Now serving her term in the
California Institution for Women,
Frontera, California.

"The suspect was found guilty of forgery and grand theft."

Charges against
Helen Zimmerman were dropped
by the Office of the Los Angeles
District Attorney.

"The suspect appeared as a witness for the State against all defendants in this case."


Jack Webb as Sergeant Joe Friday
Harry Morgan as Officer Bill Gannon
Anthony Eisley as Fred Wayman
Chanin Hale as Helen Zimmerman
Bert Holland as David Williams
Natalie Masters as Landlady
Chet Stratton as Henri
Sam Edwards as Steve Houseman
Dave Carlile as Robert Weston

Additional Cast

Additional Notes

Art Direction - John E. Chilberg, II
Set Decor - John McCarthy & John Sturtevant
Costumes - Vincent Dee

Written by James Doherty

Aired 10 April 1969

This post was generated for the 2014 Jack Webb Blogathon.

So glad to be back to work for you!

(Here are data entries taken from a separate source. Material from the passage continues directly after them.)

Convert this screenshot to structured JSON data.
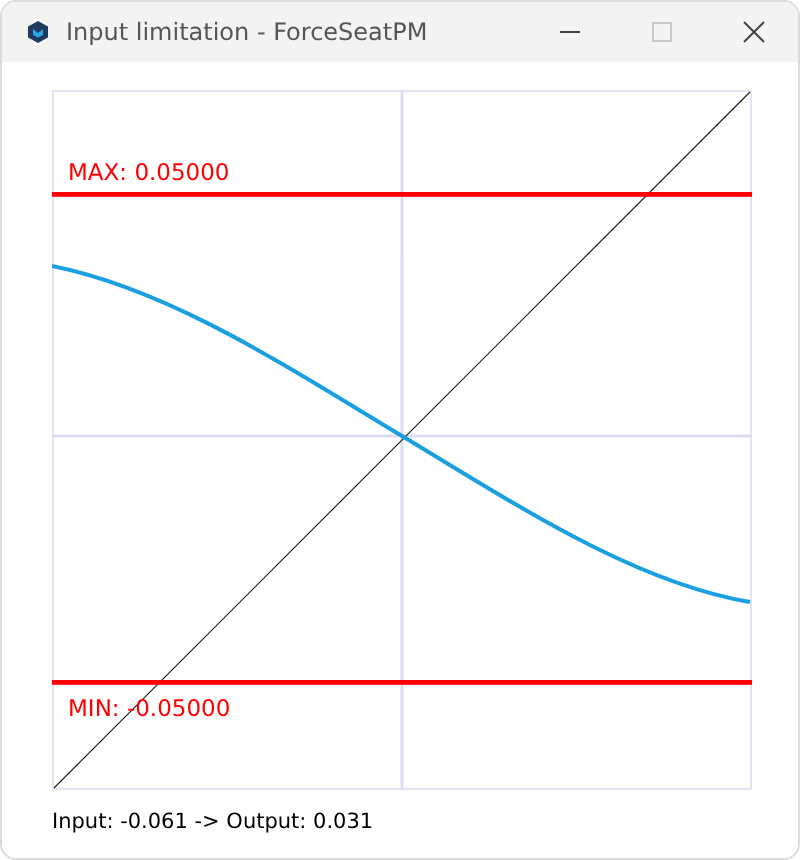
{
  "window": {
    "title": "Input limitation - ForceSeatPM"
  },
  "limits": [
    {
      "kind": "max",
      "label": "MAX: 0.05000"
    },
    {
      "kind": "min",
      "label": "MIN: -0.05000"
    }
  ],
  "status": "Input: -0.061 -> Output: 0.031"
}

I will get it all updated; it's just how life can be. I'm getting really bored with Chanin Hale. I think it's just that her characters are a bit deflated.

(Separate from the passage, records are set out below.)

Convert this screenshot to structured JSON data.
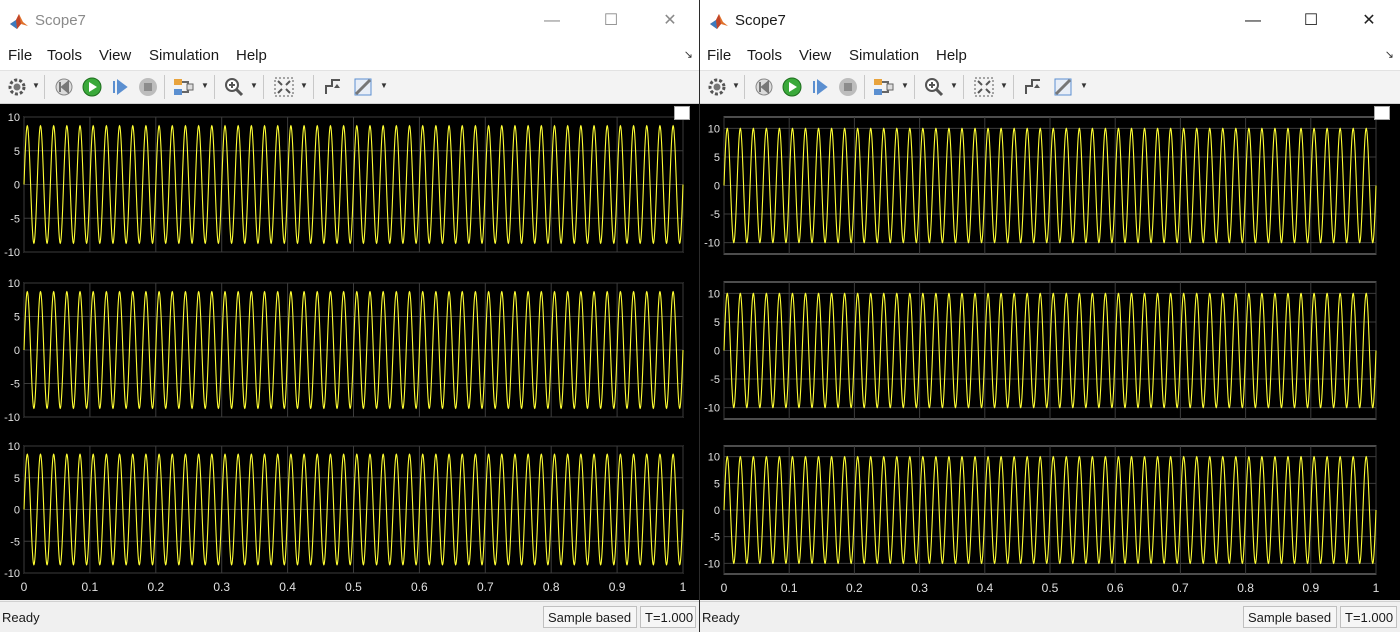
{
  "windows": [
    {
      "title": "Scope7",
      "active": false,
      "menu": [
        "File",
        "Tools",
        "View",
        "Simulation",
        "Help"
      ],
      "controls": {
        "minimize": "—",
        "maximize": "☐",
        "close": "✕"
      },
      "status": {
        "ready": "Ready",
        "mode": "Sample based",
        "time": "T=1.000"
      },
      "plots": [
        {
          "ylim": [
            -10,
            10
          ],
          "yticks": [
            "10",
            "5",
            "0",
            "-5",
            "-10"
          ],
          "amplitude": 8.7,
          "frequency_hz": 50,
          "color": "#ffff33"
        },
        {
          "ylim": [
            -10,
            10
          ],
          "yticks": [
            "10",
            "5",
            "0",
            "-5",
            "-10"
          ],
          "amplitude": 8.7,
          "frequency_hz": 50,
          "color": "#ffff33"
        },
        {
          "ylim": [
            -10,
            10
          ],
          "yticks": [
            "10",
            "5",
            "0",
            "-5",
            "-10"
          ],
          "amplitude": 8.7,
          "frequency_hz": 50,
          "color": "#ffff33"
        }
      ],
      "xticks": [
        "0",
        "0.1",
        "0.2",
        "0.3",
        "0.4",
        "0.5",
        "0.6",
        "0.7",
        "0.8",
        "0.9",
        "1"
      ]
    },
    {
      "title": "Scope7",
      "active": true,
      "menu": [
        "File",
        "Tools",
        "View",
        "Simulation",
        "Help"
      ],
      "controls": {
        "minimize": "—",
        "maximize": "☐",
        "close": "✕"
      },
      "status": {
        "ready": "Ready",
        "mode": "Sample based",
        "time": "T=1.000"
      },
      "plots": [
        {
          "ylim": [
            -12,
            12
          ],
          "yticks": [
            "10",
            "5",
            "0",
            "-5",
            "-10"
          ],
          "amplitude": 10,
          "frequency_hz": 50,
          "color": "#ffff33"
        },
        {
          "ylim": [
            -12,
            12
          ],
          "yticks": [
            "10",
            "5",
            "0",
            "-5",
            "-10"
          ],
          "amplitude": 10,
          "frequency_hz": 50,
          "color": "#ffff33"
        },
        {
          "ylim": [
            -12,
            12
          ],
          "yticks": [
            "10",
            "5",
            "0",
            "-5",
            "-10"
          ],
          "amplitude": 10,
          "frequency_hz": 50,
          "color": "#ffff33"
        }
      ],
      "xticks": [
        "0",
        "0.1",
        "0.2",
        "0.3",
        "0.4",
        "0.5",
        "0.6",
        "0.7",
        "0.8",
        "0.9",
        "1"
      ]
    }
  ],
  "chart_data": [
    {
      "type": "line",
      "window": 1,
      "x_range": [
        0,
        1
      ],
      "ylim": [
        -10,
        10
      ],
      "series": [
        {
          "signal": "sine",
          "amplitude": 8.7,
          "frequency_hz": 50
        }
      ]
    },
    {
      "type": "line",
      "window": 1,
      "x_range": [
        0,
        1
      ],
      "ylim": [
        -10,
        10
      ],
      "series": [
        {
          "signal": "sine",
          "amplitude": 8.7,
          "frequency_hz": 50
        }
      ]
    },
    {
      "type": "line",
      "window": 1,
      "x_range": [
        0,
        1
      ],
      "ylim": [
        -10,
        10
      ],
      "series": [
        {
          "signal": "sine",
          "amplitude": 8.7,
          "frequency_hz": 50
        }
      ]
    },
    {
      "type": "line",
      "window": 2,
      "x_range": [
        0,
        1
      ],
      "ylim": [
        -12,
        12
      ],
      "series": [
        {
          "signal": "sine",
          "amplitude": 10,
          "frequency_hz": 50
        }
      ]
    },
    {
      "type": "line",
      "window": 2,
      "x_range": [
        0,
        1
      ],
      "ylim": [
        -12,
        12
      ],
      "series": [
        {
          "signal": "sine",
          "amplitude": 10,
          "frequency_hz": 50
        }
      ]
    },
    {
      "type": "line",
      "window": 2,
      "x_range": [
        0,
        1
      ],
      "ylim": [
        -12,
        12
      ],
      "series": [
        {
          "signal": "sine",
          "amplitude": 10,
          "frequency_hz": 50
        }
      ]
    }
  ]
}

Anytime. At your service,
Suzy Dragnet

"The official rule is as follows: in writing, the titles of works that include shorter works should be italicized. This includes collections of songs, poems, short plays, short stores, essays, anthologies, - and even television shows. TV shows contain shorter works known as episodes and even scenes. Now I know." - And now we know, too! Thanks, Stephen Frasier.

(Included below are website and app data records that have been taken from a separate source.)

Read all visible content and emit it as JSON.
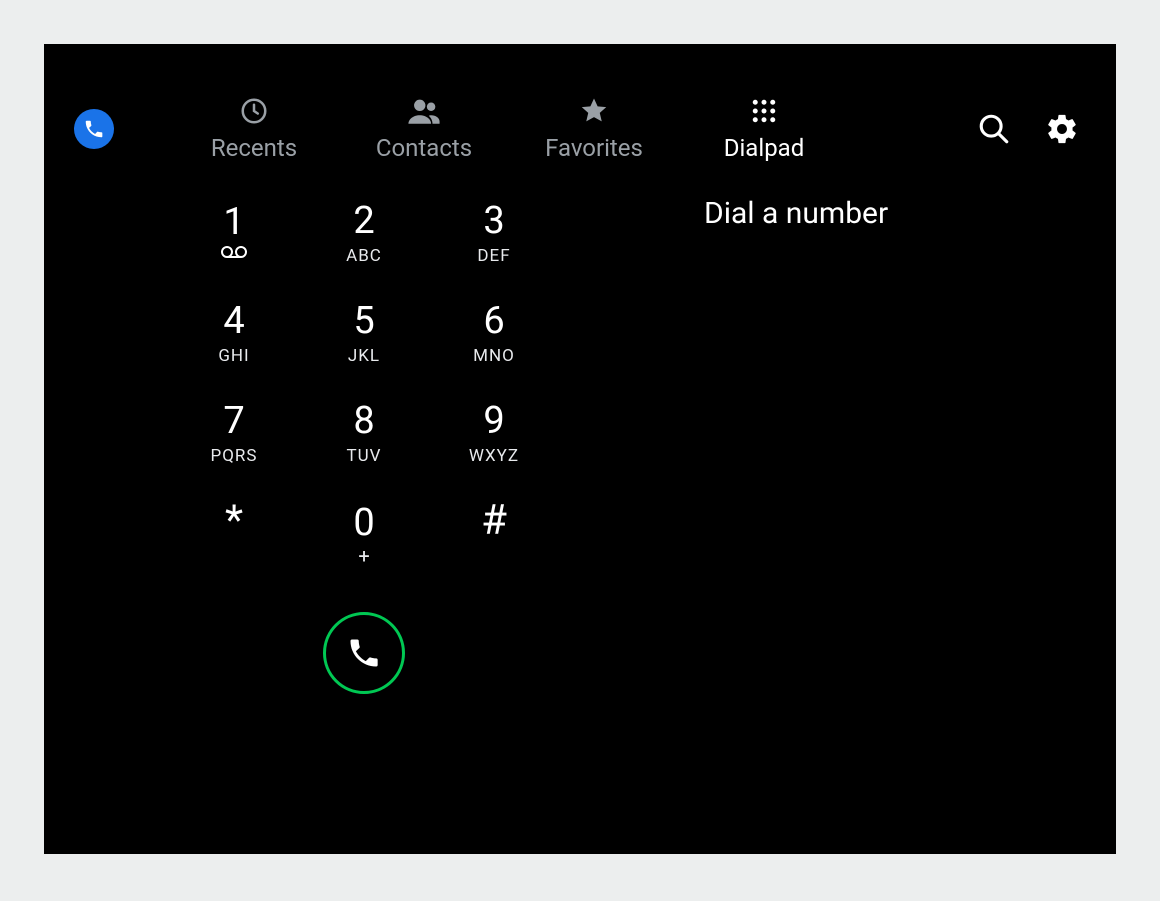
{
  "tabs": {
    "recents": "Recents",
    "contacts": "Contacts",
    "favorites": "Favorites",
    "dialpad": "Dialpad"
  },
  "dialpad": {
    "placeholder": "Dial a number",
    "keys": {
      "k1": {
        "d": "1",
        "s": "voicemail"
      },
      "k2": {
        "d": "2",
        "s": "ABC"
      },
      "k3": {
        "d": "3",
        "s": "DEF"
      },
      "k4": {
        "d": "4",
        "s": "GHI"
      },
      "k5": {
        "d": "5",
        "s": "JKL"
      },
      "k6": {
        "d": "6",
        "s": "MNO"
      },
      "k7": {
        "d": "7",
        "s": "PQRS"
      },
      "k8": {
        "d": "8",
        "s": "TUV"
      },
      "k9": {
        "d": "9",
        "s": "WXYZ"
      },
      "kstar": {
        "d": "*"
      },
      "k0": {
        "d": "0",
        "s": "+"
      },
      "khash": {
        "d": "#"
      }
    }
  }
}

  1. Suzy, welcome back! I've made some comments as "Eve Malloy", but I've changed my name. Anyway, another great job! I liked this episode, I loved seeing the inner workings of a 1960's department store and Chanin Hale's hair!

    I love Dragnet, but I'm obsessed with Adam-12! You inspired me to start this:
    I would be honored if you checked it out!

  2. I would pay real money if I could get one of my female friends to wear their hair like Chanin Hale in this episode. I unashamedly love the look.

  3. The painting above the couch in the lobby looks like "The Garden of Earthly Delights" by Hieronymus Bosch.

    1. OMG You're Right !! Good eye !!

  4. Does anyone know who played Mary Andrews?

  5. I had never heard of Silverwoods, but it was a large chain store.
    The building is still there as of Sept 2017 with a Silverwoods at the very top. I love buildings like that, reminds me of the big old Sears building on Soto in downtown LA.
    S Burnside Ave & Wilshire Blvd, they just don't make buildings like they use to. :(

  6. “You know me, old eager beaver.”
    “We wouldn’t know that, ma’am.”

    I think “I/we wouldn’t know that” needs to go in the Dragnet drinking game.